Storm tides can influence salinity concentrations of ponds on Kigigak Island, which can affect the breeding population of Spectacled Eider found there. This project will expand instrumentation currently collecting data related to pond water levels and salinities, and tidal dynamics.

This project will develop a searchable geospatial database for stream and lake water temperature monitoring activities in Alaska.

Multi-LCC project, funded by the National LCC Network. This project establishes a statewide framework to improve the hydrography mapping and stewardship in Alaska through the creation of a statewide system to make digital mapping data updates accessible and affordable.

This project will develop an Implementation Strategy for a voluntary participation water temperature monitoring network in Bristol Bay, expand the annual Water Quality/QAPP Recertification training for local monitors and initiate temperature monitoring in select drainages.

This project will produce a coordinated strategy for collaborative acquisition of time-series water temperature data for the Kodiak Archipelago to facilitate understanding and prediction of salmon-habitat interactions.

This project supports the technical development of a mobile application for identifying and reporting invasive plant species in Alaska. The app will be available for both Android and iOS operating systems.

This project supports the development of a key for identifying non-natives plant species, which will be incorporated into a mobile application for identifying and reporting invasive plant species in Alaska.

This project focuses on permafrost change and its effect on lake habitat in Western Alaska. Resource managers and local communities need spatially explicit information to determine past lake habitat changes, identify spatial patterns correlated to climate, and project future habitat changes.

This project will provide an understanding of how precipitation patterns interact with watershed topography to control stream water sources and thermal regimes.

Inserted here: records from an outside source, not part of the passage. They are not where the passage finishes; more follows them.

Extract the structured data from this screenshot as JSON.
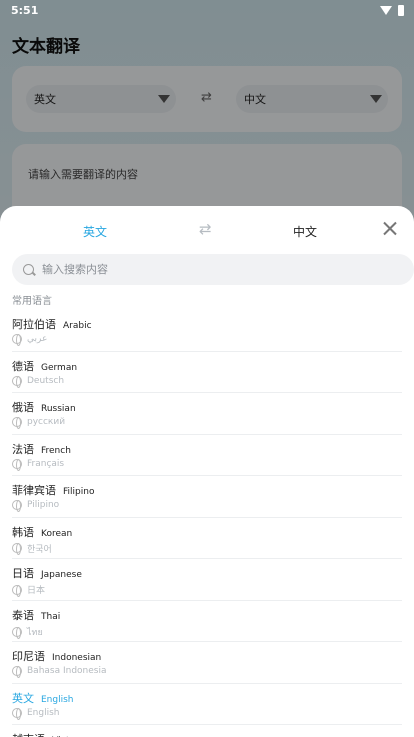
{
  "status_bar": {
    "time": "5:51"
  },
  "background_page": {
    "title": "文本翻译",
    "source_lang": "英文",
    "target_lang": "中文",
    "swap_glyph": "⇄",
    "input_placeholder": "请输入需要翻译的内容"
  },
  "sheet": {
    "source_tab": "英文",
    "swap_glyph": "⇄",
    "target_tab": "中文",
    "search_placeholder": "输入搜索内容",
    "section_label": "常用语言",
    "accent_color": "#29a7e1",
    "languages": [
      {
        "zh": "阿拉伯语",
        "en": "Arabic",
        "native": "عربي"
      },
      {
        "zh": "德语",
        "en": "German",
        "native": "Deutsch"
      },
      {
        "zh": "俄语",
        "en": "Russian",
        "native": "русский"
      },
      {
        "zh": "法语",
        "en": "French",
        "native": "Français"
      },
      {
        "zh": "菲律宾语",
        "en": "Filipino",
        "native": "Pilipino"
      },
      {
        "zh": "韩语",
        "en": "Korean",
        "native": "한국어"
      },
      {
        "zh": "日语",
        "en": "Japanese",
        "native": "日本"
      },
      {
        "zh": "泰语",
        "en": "Thai",
        "native": "ไทย"
      },
      {
        "zh": "印尼语",
        "en": "Indonesian",
        "native": "Bahasa Indonesia"
      },
      {
        "zh": "英文",
        "en": "English",
        "native": "English",
        "selected": true
      },
      {
        "zh": "越南语",
        "en": "Vietnamese",
        "native": ""
      }
    ]
  }
}
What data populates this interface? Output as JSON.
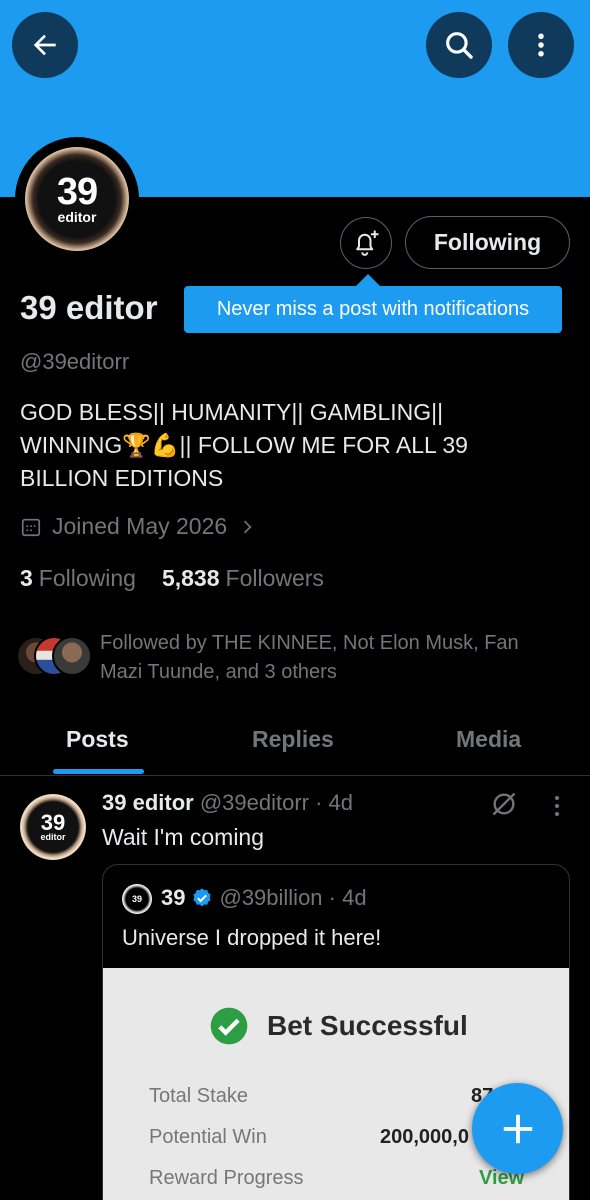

This project develops a modeling framework that integrates the driving components for and the interactions among disturbance regimes, permafrost dynamics, hydrology, and vegetation succession/migration for the state of Alaska.

Caribou in southwest Alaska are an important subsistence resource and a potential indicator of ecosystem function. Understanding caribou population declines requires understanding tundra dynamics and habitat quality. This project will establish baseline information on population.

This project supports invasive plant surveys in Bristol Bay communities.

This project will quantify the effect that the reduction of nearshore ice coverage has on coastal flooding by developing a model accounting for sea ice, tide, wind-driven wave dynamics and currents on storm surges along the Western Alaska coast.